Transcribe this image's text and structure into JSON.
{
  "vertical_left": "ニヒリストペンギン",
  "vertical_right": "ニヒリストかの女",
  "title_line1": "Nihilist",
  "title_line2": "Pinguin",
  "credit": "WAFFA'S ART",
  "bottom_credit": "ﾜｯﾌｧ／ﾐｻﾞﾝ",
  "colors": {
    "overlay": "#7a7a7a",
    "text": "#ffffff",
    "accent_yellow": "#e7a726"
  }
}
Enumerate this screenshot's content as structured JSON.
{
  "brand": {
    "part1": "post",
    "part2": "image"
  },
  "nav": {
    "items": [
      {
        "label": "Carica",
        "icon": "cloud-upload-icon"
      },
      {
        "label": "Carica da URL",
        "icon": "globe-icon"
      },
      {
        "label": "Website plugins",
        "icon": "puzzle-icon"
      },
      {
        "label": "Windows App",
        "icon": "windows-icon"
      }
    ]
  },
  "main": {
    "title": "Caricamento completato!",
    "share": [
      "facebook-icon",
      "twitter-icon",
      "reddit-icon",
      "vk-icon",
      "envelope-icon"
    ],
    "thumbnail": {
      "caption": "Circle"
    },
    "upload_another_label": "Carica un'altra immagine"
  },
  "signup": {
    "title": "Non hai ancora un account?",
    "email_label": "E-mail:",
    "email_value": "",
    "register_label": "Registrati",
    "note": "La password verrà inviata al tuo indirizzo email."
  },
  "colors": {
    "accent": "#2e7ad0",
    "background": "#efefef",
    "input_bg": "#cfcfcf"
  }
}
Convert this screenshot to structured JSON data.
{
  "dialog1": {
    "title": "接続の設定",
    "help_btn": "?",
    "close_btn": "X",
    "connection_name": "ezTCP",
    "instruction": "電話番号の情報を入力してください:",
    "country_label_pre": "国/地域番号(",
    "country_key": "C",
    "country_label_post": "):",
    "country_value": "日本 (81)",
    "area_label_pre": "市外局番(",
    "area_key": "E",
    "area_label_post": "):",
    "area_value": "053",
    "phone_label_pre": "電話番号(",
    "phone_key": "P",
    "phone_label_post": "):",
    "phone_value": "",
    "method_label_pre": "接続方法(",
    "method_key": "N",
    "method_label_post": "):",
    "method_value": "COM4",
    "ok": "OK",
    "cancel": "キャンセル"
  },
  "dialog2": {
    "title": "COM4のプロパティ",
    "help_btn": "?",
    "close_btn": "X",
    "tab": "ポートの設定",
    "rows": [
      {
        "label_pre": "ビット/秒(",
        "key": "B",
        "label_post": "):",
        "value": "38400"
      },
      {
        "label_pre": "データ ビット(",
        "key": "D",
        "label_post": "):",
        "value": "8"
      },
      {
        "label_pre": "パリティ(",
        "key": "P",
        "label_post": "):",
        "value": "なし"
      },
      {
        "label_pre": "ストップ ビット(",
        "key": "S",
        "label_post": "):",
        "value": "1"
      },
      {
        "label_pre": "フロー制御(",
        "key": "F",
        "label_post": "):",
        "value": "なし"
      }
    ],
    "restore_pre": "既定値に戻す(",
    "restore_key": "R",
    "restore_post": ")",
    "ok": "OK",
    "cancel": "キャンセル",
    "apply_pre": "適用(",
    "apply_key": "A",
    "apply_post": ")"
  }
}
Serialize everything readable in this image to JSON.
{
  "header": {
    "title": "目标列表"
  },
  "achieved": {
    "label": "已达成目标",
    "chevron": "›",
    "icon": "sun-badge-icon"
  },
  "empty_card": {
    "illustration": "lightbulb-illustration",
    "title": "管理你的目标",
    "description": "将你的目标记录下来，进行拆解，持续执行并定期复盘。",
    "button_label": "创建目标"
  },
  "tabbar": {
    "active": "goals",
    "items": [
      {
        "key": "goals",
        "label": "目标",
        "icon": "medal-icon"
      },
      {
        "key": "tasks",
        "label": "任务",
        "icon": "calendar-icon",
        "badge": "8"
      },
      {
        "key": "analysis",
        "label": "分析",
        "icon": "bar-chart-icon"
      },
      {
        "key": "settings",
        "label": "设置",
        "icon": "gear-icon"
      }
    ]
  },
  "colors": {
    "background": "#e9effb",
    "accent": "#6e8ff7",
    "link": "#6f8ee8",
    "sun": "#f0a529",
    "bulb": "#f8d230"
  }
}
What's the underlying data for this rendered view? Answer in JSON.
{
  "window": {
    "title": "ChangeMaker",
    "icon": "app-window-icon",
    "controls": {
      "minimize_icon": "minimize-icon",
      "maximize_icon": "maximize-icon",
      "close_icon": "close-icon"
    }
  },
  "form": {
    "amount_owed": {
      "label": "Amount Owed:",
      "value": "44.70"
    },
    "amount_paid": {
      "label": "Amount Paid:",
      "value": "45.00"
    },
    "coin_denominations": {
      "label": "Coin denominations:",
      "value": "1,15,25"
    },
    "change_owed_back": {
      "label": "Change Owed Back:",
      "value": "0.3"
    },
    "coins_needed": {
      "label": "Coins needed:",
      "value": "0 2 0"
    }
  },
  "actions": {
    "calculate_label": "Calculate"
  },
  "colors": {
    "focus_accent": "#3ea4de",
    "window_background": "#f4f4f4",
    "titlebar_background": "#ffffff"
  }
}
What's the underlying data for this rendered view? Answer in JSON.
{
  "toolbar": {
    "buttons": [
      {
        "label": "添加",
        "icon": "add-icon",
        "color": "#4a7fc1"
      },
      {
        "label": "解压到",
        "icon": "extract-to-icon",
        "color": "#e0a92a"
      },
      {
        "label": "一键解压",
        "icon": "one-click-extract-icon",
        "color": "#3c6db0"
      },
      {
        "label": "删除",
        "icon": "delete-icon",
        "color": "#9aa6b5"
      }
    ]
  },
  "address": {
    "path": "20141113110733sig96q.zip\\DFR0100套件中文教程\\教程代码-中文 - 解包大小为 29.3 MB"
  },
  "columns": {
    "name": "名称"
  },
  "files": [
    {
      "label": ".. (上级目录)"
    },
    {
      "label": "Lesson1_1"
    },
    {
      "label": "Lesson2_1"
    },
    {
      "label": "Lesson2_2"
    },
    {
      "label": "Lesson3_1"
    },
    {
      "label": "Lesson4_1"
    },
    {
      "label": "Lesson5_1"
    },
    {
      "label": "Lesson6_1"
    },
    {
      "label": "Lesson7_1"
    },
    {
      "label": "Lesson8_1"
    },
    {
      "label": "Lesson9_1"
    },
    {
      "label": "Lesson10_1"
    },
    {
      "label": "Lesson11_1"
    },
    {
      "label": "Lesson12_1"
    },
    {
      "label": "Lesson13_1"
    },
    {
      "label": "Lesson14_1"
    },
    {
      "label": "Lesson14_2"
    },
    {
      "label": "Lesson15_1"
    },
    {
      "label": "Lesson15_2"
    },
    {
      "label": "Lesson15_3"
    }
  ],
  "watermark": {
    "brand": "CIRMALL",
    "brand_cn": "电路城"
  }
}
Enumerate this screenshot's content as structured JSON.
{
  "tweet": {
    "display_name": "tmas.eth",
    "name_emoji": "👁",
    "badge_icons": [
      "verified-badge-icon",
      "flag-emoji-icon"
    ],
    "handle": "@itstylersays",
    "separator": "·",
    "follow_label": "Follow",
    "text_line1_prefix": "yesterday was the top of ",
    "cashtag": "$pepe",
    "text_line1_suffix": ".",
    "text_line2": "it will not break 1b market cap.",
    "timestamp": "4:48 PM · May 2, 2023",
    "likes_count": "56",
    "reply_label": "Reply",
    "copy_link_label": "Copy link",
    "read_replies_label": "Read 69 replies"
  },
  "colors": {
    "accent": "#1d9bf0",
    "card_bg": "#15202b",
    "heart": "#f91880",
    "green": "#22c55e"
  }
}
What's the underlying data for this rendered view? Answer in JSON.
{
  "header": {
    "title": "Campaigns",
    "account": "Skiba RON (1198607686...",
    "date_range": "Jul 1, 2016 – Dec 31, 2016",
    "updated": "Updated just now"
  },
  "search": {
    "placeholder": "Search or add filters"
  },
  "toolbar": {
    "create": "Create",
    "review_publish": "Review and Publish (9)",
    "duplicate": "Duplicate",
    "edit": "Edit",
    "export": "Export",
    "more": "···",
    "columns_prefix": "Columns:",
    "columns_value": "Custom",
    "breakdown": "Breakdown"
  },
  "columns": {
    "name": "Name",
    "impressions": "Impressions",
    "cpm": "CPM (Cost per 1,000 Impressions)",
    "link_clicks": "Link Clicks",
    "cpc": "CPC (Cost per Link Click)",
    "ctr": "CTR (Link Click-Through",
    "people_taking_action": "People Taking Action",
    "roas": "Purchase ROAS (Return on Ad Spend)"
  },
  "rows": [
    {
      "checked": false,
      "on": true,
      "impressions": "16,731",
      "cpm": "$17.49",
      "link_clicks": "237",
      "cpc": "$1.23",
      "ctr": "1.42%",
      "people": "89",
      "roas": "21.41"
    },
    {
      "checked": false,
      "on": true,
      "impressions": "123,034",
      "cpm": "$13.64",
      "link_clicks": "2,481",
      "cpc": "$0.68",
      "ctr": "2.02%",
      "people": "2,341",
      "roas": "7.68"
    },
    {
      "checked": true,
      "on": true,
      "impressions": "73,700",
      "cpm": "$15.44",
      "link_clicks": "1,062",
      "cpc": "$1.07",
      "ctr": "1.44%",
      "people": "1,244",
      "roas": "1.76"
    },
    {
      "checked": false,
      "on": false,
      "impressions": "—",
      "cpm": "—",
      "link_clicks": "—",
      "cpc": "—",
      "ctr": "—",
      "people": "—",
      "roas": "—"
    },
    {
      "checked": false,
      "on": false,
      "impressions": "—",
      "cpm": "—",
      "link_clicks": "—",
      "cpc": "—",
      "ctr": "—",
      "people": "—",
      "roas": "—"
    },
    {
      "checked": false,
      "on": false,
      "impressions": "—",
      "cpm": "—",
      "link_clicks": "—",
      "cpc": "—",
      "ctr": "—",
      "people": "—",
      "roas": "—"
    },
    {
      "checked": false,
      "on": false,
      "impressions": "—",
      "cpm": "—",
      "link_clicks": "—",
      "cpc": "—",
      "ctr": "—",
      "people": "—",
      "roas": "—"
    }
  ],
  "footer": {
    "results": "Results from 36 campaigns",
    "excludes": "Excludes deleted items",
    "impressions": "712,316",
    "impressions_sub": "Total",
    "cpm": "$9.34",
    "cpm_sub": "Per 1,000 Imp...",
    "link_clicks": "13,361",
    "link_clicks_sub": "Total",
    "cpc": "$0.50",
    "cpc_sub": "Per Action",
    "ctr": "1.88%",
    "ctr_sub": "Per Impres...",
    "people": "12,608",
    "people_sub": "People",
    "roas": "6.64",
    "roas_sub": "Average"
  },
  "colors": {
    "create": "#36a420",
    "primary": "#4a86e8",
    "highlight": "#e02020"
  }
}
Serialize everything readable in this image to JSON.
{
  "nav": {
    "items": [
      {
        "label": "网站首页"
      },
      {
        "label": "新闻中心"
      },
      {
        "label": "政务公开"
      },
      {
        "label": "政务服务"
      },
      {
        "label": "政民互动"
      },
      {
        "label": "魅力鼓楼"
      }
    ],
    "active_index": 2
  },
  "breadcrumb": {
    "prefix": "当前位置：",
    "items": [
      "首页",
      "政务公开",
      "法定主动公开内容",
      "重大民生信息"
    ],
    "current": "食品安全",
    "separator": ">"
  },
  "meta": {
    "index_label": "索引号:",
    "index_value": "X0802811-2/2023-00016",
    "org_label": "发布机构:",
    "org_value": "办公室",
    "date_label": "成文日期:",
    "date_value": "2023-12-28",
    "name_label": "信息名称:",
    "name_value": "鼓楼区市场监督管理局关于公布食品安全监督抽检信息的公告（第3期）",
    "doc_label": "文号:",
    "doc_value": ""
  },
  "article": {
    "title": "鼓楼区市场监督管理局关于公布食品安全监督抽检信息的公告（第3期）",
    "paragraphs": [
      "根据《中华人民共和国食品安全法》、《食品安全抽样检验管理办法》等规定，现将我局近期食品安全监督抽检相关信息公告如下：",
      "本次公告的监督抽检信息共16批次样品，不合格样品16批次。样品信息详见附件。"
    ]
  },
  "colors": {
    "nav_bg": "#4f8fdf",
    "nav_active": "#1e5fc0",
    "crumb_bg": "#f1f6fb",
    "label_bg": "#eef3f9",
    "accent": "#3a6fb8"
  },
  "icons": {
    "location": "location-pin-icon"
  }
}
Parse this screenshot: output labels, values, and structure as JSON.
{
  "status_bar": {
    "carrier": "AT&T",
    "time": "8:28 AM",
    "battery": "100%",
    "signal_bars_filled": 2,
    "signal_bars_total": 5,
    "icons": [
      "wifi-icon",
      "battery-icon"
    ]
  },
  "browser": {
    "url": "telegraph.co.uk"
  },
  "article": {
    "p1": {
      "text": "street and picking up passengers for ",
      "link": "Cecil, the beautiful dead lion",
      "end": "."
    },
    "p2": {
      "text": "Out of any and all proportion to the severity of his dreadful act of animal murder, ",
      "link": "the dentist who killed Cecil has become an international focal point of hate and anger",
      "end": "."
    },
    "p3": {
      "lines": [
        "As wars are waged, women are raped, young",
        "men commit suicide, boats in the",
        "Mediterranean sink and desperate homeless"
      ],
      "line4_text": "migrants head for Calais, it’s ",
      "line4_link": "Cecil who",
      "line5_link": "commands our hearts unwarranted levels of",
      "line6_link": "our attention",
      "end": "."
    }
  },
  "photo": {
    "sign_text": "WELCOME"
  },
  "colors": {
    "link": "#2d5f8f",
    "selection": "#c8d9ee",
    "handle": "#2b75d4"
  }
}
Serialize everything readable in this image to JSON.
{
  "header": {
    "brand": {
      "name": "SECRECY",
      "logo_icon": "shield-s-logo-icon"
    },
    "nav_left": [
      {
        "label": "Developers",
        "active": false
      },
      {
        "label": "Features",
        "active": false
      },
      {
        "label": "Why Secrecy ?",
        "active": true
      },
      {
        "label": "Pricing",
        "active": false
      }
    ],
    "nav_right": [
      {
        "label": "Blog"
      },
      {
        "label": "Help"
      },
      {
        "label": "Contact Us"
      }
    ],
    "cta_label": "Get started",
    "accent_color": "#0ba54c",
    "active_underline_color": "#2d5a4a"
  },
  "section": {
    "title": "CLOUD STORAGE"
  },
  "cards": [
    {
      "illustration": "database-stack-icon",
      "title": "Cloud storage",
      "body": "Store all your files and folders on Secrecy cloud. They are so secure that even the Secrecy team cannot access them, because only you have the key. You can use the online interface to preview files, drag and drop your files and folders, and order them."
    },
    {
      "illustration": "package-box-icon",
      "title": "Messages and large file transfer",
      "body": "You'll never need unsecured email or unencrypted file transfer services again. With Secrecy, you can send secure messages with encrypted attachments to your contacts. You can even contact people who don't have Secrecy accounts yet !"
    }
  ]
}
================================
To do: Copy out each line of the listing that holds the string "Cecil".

Solution below:
      "link": "Cecil, the beautiful dead lion",
      "link": "the dentist who killed Cecil has become an international focal point of hate and anger",
      "line4_link": "Cecil who",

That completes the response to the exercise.